Today marks the third anniversary of this blog. The more I write about dioramas, the more I discover that there’s no end to how much we can learn and develop as modellers and artists. For myself, moving to forced perspective dioramas has opened up a new world of possibilities. I plan to continue exploring this technique and see where it takes me.
My book, Diorama Design, has been out for a year now and is selling well. You can find it on Amazon in both ebook and print formats.
Whether you come to this blog regularly or just once in a while, I wish you continued success in your growth as an artist. Happy diorama modelling!
James Bond returns to this blog with a look at the Fort Knox diorama from the 1964 movie Goldfinger. The diorama appears midway through the movie. The titular villain has assembled the top mafiosi from around the U.S. to brief them on his daring plan to raid the gold depository at Fort Knox. They gather in Goldfinger’s lavish briefing room, a superb set designed by Ken Adam with strong Frank Lloyd Wright influences: a vast horizontal expanse of luxurious woods set off with stone walls and a massive fireplace.
Goldfinger begins the briefing by flipping a switch on the side of a pool table, which rotates upside down to reveal a large control panel. He brings up a wall-size aerial photograph of the Fort Knox vicinity and begins to explain his plan. And then comes the highlight of the scene: a section of the hardwood floor slides aside and a huge diorama of Fort Knox emerges on a motorized lift.
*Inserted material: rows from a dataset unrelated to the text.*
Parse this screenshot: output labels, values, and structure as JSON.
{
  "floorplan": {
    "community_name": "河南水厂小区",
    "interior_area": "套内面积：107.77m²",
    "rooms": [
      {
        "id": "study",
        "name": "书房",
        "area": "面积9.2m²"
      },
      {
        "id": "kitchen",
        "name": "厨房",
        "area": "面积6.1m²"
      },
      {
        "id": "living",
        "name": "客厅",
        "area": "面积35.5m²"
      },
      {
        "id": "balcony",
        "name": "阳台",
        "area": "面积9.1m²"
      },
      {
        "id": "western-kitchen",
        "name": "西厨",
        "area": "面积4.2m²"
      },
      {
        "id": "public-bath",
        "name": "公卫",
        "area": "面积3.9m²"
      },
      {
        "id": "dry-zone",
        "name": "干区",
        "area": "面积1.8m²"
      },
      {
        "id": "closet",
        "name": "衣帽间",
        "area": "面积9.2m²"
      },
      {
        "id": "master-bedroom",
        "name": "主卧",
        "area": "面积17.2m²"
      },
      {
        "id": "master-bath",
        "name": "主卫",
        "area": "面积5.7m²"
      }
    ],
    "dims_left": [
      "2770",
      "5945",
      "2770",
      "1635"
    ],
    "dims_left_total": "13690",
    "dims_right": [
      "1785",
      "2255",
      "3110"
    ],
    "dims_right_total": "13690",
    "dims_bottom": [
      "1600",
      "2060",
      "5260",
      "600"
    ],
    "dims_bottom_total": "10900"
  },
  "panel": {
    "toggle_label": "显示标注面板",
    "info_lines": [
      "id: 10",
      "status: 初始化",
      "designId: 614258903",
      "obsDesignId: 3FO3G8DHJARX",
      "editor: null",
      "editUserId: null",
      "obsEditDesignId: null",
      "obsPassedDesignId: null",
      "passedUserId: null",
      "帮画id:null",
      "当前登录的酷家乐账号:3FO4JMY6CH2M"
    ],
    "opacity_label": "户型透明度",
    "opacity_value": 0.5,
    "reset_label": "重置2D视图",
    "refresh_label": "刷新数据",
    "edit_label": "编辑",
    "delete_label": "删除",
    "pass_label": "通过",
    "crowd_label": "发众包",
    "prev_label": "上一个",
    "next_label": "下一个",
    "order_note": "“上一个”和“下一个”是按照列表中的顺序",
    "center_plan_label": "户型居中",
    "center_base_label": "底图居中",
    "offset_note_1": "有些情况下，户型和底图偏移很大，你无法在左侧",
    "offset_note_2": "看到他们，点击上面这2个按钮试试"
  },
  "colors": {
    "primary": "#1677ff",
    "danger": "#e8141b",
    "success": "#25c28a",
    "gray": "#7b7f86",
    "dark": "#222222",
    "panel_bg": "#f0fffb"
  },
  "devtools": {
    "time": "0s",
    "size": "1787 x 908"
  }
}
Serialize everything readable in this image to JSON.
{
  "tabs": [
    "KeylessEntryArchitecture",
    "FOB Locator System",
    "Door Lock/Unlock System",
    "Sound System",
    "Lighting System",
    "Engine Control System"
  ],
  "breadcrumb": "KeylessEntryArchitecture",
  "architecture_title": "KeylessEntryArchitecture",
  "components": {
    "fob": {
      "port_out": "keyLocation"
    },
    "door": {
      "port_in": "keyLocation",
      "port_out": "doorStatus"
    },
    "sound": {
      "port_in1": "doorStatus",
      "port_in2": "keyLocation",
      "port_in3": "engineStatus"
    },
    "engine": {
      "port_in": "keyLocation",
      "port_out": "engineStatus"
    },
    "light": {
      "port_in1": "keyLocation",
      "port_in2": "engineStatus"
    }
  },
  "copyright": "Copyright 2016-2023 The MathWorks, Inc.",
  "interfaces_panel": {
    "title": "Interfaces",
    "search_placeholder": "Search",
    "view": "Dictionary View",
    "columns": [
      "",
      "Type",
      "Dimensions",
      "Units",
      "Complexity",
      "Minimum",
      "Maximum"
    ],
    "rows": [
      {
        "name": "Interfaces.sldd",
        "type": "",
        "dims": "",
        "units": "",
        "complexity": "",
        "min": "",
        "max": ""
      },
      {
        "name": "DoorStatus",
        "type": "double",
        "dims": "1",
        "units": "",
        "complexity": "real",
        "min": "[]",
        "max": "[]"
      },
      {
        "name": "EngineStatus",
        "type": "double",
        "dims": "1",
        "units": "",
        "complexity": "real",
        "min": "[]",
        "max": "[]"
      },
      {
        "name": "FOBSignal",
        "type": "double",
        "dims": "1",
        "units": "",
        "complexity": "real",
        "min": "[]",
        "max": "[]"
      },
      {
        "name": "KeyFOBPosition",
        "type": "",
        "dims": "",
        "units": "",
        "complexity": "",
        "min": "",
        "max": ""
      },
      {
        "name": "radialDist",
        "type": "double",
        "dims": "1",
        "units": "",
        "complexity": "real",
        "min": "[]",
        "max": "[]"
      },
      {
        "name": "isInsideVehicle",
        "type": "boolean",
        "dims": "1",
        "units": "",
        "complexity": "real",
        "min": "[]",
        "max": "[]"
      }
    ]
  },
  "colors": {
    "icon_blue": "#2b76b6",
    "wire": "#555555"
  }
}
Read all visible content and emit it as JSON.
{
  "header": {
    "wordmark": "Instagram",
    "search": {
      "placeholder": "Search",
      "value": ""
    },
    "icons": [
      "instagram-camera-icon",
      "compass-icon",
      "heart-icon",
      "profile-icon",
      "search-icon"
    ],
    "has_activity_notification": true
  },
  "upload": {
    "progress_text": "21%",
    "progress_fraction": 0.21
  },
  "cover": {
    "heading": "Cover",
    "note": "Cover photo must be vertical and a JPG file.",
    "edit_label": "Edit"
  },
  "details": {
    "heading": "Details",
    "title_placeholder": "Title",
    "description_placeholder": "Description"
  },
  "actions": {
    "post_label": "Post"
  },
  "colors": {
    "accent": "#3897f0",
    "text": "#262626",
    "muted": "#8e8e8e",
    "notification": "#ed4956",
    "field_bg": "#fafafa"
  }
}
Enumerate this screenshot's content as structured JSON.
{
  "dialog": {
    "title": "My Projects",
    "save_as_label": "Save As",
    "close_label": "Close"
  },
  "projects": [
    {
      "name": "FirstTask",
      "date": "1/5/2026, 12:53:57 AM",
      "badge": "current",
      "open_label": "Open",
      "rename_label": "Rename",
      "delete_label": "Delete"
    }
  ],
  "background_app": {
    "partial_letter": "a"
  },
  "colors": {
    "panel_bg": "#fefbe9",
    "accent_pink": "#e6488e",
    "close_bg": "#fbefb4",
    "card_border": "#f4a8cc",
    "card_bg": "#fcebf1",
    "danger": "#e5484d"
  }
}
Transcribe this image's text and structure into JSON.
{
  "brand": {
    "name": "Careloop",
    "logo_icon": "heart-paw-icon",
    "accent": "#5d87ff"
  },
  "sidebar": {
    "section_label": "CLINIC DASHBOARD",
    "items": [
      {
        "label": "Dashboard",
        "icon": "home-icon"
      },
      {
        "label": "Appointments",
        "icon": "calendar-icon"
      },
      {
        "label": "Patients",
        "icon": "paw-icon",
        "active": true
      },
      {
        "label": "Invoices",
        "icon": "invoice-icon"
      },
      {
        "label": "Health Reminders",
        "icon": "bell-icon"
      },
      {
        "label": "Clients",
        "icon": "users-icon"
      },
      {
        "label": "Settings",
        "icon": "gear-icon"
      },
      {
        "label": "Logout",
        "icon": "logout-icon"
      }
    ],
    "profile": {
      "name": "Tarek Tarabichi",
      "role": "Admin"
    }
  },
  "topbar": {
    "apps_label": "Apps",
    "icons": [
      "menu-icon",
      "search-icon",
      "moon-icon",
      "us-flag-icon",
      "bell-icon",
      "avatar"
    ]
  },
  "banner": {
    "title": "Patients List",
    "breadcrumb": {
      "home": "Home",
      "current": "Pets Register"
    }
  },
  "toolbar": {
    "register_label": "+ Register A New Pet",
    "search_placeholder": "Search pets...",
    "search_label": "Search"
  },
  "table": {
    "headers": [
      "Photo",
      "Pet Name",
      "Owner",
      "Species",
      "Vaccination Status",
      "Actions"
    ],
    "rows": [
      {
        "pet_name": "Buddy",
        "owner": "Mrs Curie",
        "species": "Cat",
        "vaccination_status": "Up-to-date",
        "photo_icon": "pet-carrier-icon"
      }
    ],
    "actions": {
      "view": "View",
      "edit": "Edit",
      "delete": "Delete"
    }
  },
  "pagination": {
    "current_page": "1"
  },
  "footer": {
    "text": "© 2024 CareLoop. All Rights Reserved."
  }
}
The diorama is the focal point of the scene. It’s fully lit, while the surrounding actors remain in the shadows. Goldfinger points with a pool cue at various elements of the diorama as he outlines his strategy to break into the most heavily guarded bank in the world.
The Bond villains have always been known for their elaborate lairs. These locations are generally big, visually striking, and outfitted with all manner of technological contrivances. And Auric Goldfinger is no exception. He takes great pleasure in dazzling his guests, maintaining an unerring air of superiority as the master villain in the room.
There’s one man in the scene who is unimpressed by Goldfinger’s presentation: James Bond. We find out that 007 has been watching the briefing from a hidden vantage point underneath the diorama. It’s quite amusing, if not entirely believable, when we see Bond’s eyes behind the Fort Knox model, and none of the characters notice. Bond’s irreverent lurking completely deflates the grandiosity of the scene and robs Goldfinger’s presentation of its dignity. Once again, 007 gets the better of a criminal mastermind.
If you like to build dioramas and want to learn more about how to optimize the visual impact of your work, you might like my new book, Diorama Design. It’s available in both ebook and print formats at Amazon.